[Required work] What is needed is an exact copy of all the data.

[Records for this task]
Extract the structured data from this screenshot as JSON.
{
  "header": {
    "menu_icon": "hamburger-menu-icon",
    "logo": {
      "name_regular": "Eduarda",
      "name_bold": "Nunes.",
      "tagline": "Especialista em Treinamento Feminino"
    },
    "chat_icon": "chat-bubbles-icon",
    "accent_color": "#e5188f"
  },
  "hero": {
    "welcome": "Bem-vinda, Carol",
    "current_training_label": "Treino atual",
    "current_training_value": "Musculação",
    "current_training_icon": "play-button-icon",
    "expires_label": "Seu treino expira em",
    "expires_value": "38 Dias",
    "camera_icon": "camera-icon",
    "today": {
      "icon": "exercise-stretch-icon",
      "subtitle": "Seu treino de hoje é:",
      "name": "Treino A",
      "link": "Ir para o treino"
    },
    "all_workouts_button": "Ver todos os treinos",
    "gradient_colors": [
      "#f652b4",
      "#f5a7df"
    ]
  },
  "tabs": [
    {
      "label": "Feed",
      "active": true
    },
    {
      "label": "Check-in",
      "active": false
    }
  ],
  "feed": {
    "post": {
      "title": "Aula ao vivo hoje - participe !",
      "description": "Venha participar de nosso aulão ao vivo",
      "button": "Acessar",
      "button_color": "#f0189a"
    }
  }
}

[Result of this exercise]
Extract the structured data from this screenshot as JSON.
{
  "header": {
    "menu_icon": "hamburger-menu-icon",
    "logo": {
      "name_regular": "Eduarda",
      "name_bold": "Nunes.",
      "tagline": "Especialista em Treinamento Feminino"
    },
    "chat_icon": "chat-bubbles-icon",
    "accent_color": "#e5188f"
  },
  "hero": {
    "welcome": "Bem-vinda, Carol",
    "current_training_label": "Treino atual",
    "current_training_value": "Musculação",
    "current_training_icon": "play-button-icon",
    "expires_label": "Seu treino expira em",
    "expires_value": "38 Dias",
    "camera_icon": "camera-icon",
    "today": {
      "icon": "exercise-stretch-icon",
      "subtitle": "Seu treino de hoje é:",
      "name": "Treino A",
      "link": "Ir para o treino"
    },
    "all_workouts_button": "Ver todos os treinos",
    "gradient_colors": [
      "#f652b4",
      "#f5a7df"
    ]
  },
  "tabs": [
    {
      "label": "Feed",
      "active": true
    },
    {
      "label": "Check-in",
      "active": false
    }
  ],
  "feed": {
    "post": {
      "title": "Aula ao vivo hoje - participe !",
      "description": "Venha participar de nosso aulão ao vivo",
      "button": "Acessar",
      "button_color": "#f0189a"
    }
  }
}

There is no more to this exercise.